TASK DETAILS
How many lines in the material below include the string "kind"? Only the number should be given.
------------------------------------------------------------------------
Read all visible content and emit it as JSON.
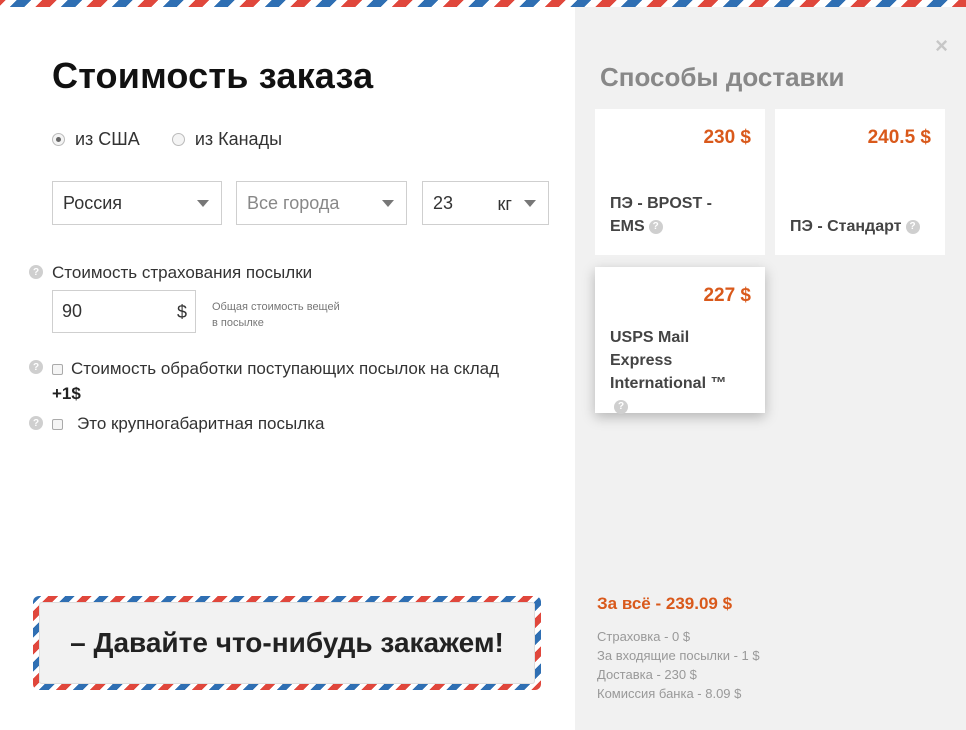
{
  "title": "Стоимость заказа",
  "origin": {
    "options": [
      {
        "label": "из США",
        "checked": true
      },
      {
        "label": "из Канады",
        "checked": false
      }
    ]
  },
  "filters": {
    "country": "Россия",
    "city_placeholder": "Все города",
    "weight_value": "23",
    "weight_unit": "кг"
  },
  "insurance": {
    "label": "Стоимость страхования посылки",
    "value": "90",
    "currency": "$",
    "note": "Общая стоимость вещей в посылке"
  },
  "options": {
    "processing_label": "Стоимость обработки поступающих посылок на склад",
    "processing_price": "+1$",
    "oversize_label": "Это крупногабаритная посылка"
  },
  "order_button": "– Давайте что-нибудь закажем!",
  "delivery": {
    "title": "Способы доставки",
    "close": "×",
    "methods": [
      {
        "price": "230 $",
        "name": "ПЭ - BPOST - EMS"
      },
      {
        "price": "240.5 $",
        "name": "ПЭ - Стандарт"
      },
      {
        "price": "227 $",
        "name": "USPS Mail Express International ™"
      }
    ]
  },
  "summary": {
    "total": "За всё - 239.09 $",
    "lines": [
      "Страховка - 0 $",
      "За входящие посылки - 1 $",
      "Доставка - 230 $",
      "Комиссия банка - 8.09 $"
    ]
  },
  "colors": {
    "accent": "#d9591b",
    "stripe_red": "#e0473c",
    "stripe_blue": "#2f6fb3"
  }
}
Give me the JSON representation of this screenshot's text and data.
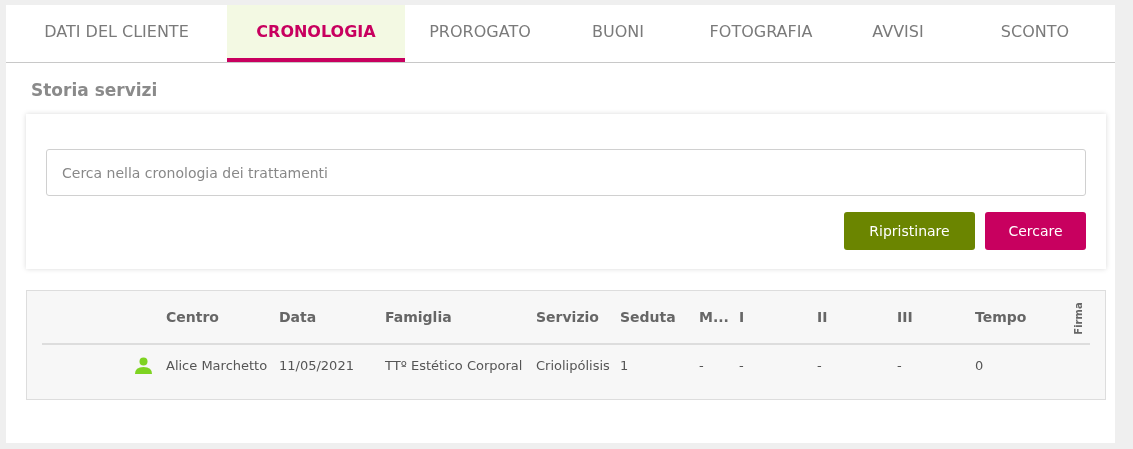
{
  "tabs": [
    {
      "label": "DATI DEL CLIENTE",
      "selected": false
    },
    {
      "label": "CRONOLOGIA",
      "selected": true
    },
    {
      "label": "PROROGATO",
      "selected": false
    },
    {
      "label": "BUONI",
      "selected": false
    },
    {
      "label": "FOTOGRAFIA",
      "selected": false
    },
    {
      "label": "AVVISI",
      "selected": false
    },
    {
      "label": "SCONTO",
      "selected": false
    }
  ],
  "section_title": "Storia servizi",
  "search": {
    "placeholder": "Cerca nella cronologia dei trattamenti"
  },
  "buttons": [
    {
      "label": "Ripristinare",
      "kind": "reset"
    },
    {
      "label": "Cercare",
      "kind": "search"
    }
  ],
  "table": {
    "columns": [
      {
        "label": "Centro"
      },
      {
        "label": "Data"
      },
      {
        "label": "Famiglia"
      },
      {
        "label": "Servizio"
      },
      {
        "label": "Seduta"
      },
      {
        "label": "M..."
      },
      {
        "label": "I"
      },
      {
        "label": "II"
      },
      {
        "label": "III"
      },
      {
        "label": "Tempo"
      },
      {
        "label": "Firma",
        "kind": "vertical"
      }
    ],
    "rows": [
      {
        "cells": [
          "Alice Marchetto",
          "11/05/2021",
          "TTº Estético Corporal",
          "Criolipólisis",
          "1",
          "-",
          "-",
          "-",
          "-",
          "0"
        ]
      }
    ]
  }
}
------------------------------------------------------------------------
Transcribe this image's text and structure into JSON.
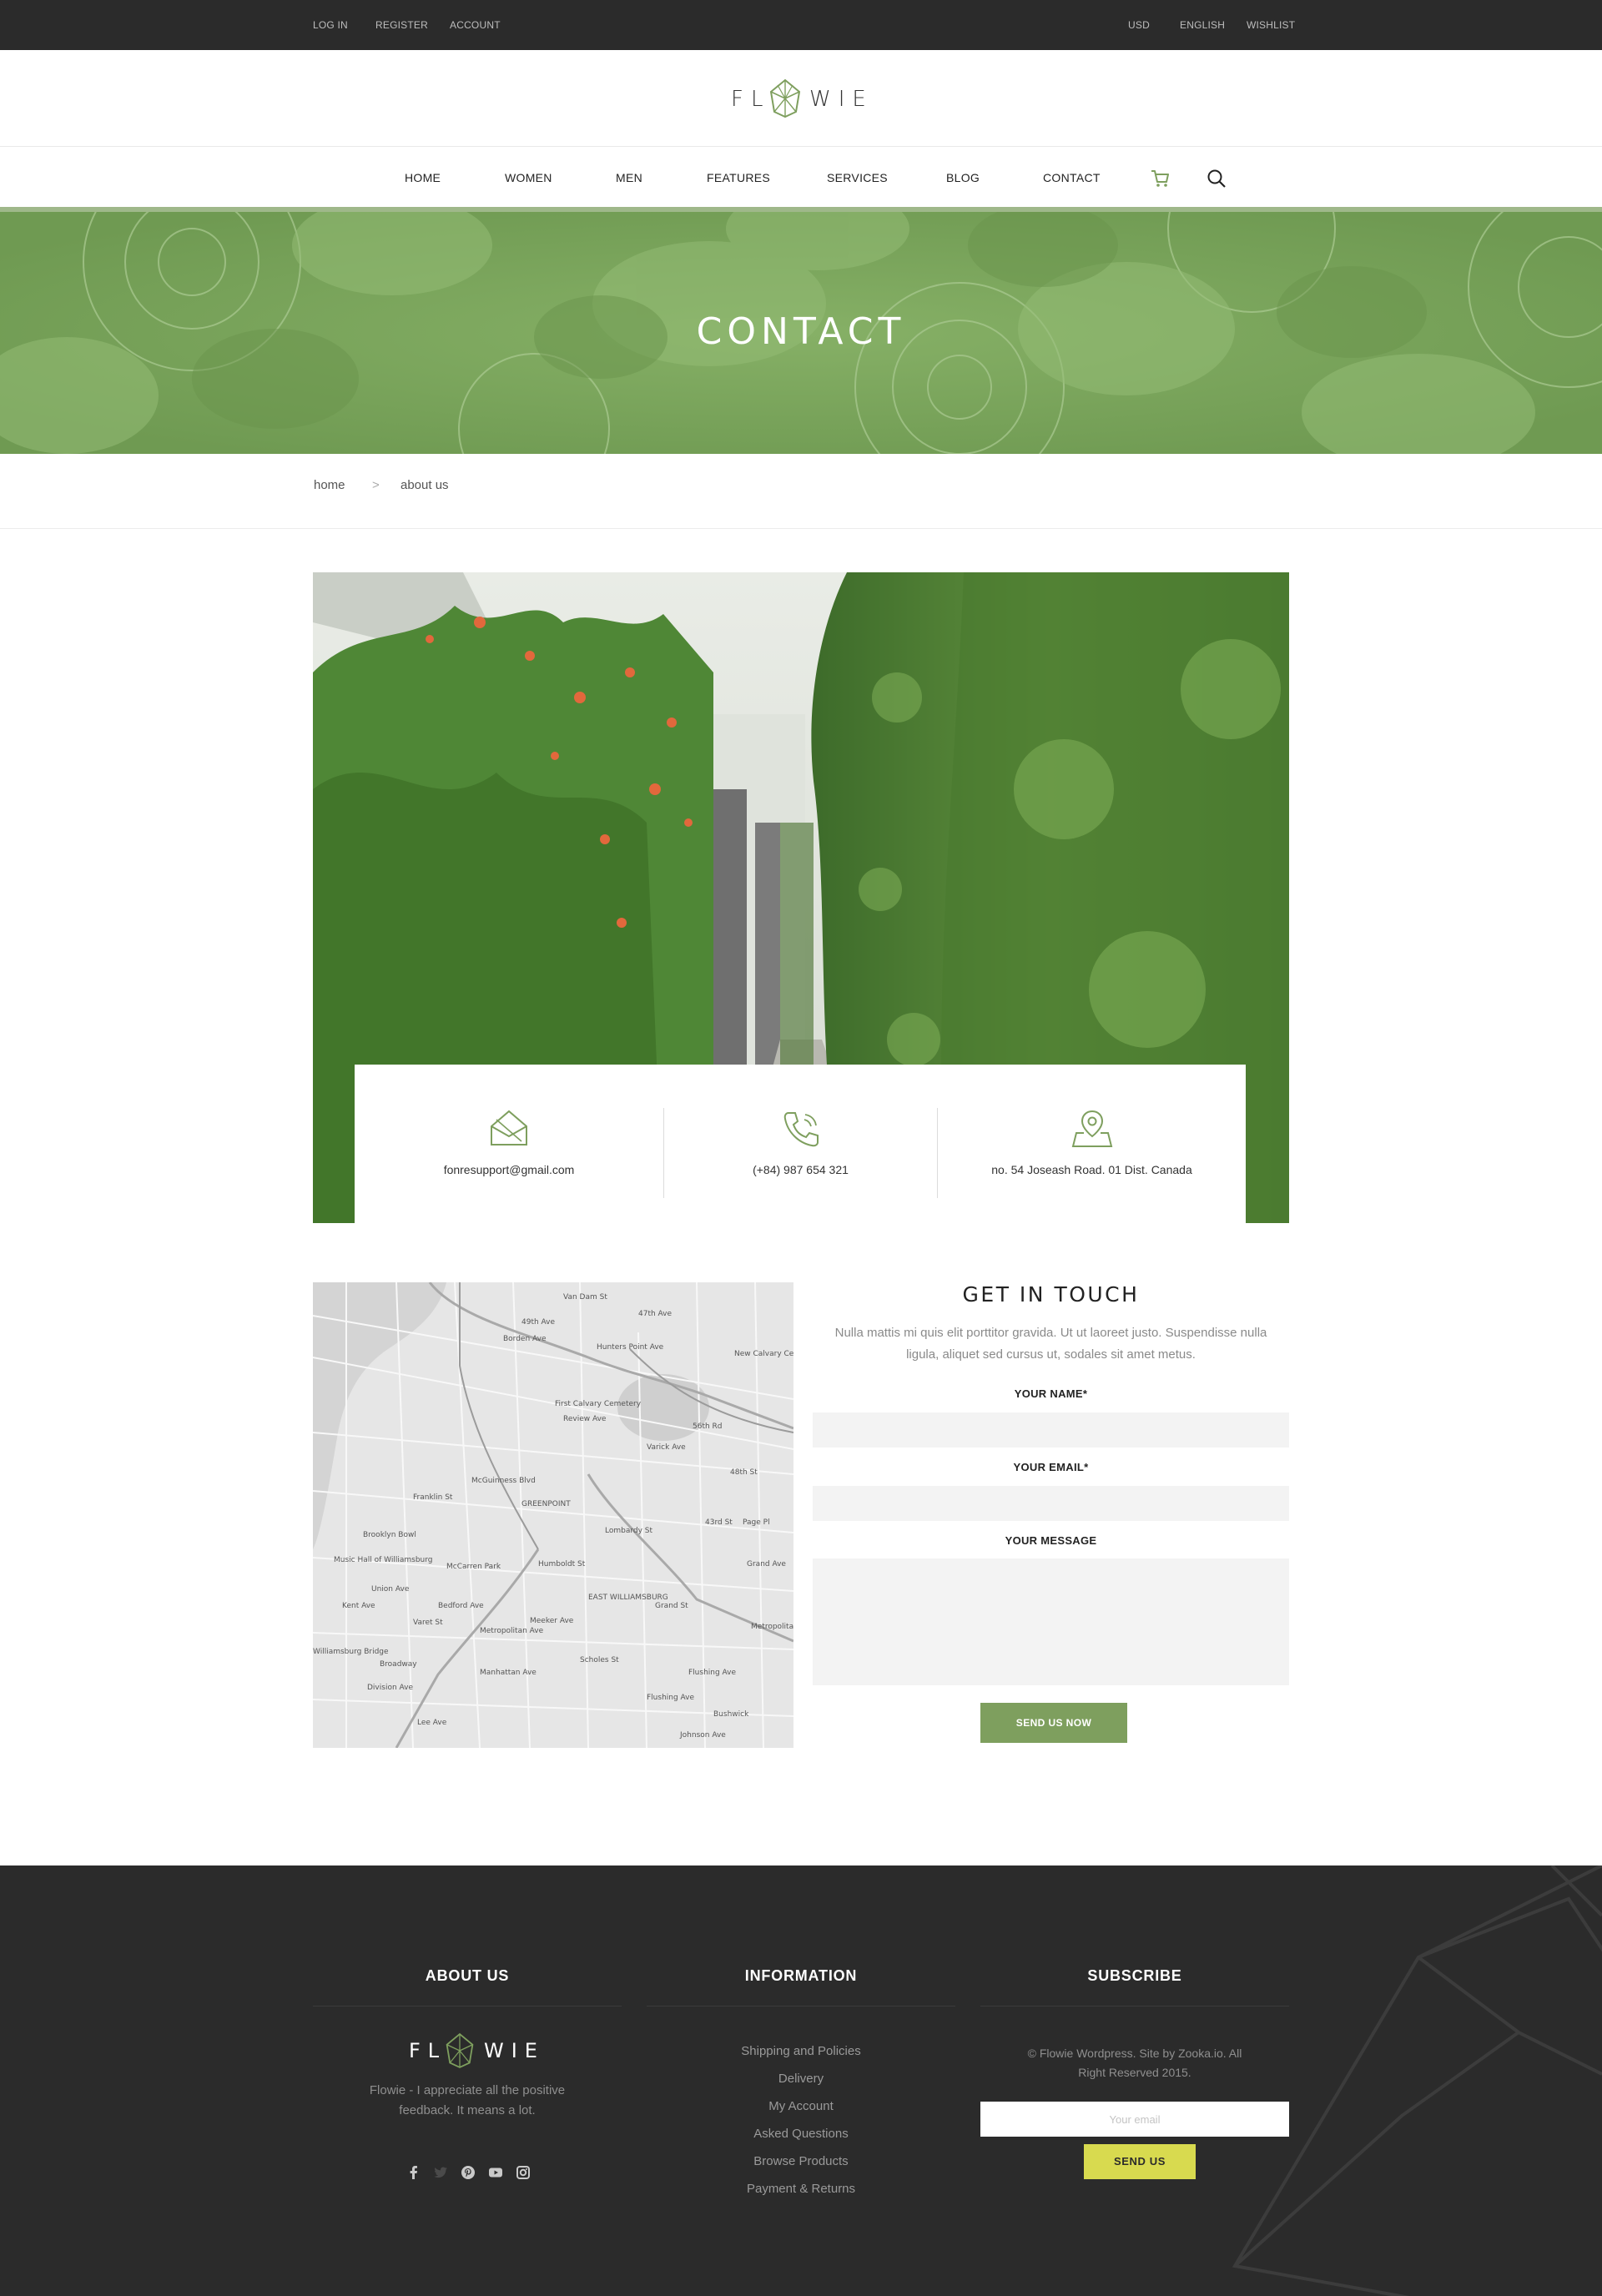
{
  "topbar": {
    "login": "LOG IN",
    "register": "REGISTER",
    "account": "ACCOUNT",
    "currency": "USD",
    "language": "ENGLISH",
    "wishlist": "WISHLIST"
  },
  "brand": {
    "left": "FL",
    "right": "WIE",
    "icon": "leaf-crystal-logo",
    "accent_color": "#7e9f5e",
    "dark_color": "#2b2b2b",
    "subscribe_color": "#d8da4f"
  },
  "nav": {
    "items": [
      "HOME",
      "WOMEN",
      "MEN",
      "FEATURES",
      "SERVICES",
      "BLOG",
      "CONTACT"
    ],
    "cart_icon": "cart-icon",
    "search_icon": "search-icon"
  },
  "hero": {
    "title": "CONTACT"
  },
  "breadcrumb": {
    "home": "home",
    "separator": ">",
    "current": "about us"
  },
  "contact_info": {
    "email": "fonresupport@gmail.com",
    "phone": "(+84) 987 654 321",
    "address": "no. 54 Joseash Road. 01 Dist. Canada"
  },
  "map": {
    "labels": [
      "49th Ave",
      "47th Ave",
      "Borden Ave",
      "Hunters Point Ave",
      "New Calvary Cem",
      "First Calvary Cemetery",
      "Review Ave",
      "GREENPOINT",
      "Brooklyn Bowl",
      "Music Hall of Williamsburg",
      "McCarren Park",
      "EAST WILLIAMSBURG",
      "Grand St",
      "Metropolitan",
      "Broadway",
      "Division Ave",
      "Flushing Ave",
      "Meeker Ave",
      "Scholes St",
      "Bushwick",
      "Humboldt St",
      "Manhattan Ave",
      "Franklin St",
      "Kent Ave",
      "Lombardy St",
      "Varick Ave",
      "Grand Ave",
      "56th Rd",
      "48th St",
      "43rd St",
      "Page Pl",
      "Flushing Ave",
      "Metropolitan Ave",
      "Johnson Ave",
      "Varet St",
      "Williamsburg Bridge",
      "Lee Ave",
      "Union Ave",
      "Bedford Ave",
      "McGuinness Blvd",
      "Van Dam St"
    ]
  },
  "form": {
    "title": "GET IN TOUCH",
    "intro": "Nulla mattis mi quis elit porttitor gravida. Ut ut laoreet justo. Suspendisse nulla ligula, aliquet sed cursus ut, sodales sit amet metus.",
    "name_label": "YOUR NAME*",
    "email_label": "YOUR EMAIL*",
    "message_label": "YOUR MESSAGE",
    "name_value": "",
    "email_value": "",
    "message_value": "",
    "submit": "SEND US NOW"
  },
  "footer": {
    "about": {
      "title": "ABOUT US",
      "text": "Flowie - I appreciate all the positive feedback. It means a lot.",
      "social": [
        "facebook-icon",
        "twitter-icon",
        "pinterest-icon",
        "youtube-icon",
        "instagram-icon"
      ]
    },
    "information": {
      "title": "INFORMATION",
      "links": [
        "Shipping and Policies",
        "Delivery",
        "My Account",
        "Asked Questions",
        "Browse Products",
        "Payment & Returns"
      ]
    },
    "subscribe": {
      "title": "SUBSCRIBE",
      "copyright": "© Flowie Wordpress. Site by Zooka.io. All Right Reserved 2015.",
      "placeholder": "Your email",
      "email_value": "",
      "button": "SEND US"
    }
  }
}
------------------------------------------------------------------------
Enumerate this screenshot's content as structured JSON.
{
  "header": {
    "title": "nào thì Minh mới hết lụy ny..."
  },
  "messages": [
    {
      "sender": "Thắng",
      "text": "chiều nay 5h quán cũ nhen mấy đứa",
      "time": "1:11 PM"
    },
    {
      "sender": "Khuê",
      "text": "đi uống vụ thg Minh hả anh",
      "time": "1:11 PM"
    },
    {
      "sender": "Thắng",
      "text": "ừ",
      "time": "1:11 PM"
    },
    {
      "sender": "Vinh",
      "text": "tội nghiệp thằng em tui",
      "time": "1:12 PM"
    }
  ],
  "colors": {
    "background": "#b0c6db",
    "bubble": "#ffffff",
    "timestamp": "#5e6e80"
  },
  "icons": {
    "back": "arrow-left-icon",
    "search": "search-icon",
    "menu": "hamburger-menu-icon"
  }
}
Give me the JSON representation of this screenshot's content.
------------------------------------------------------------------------
EXERCISE ANSWER
3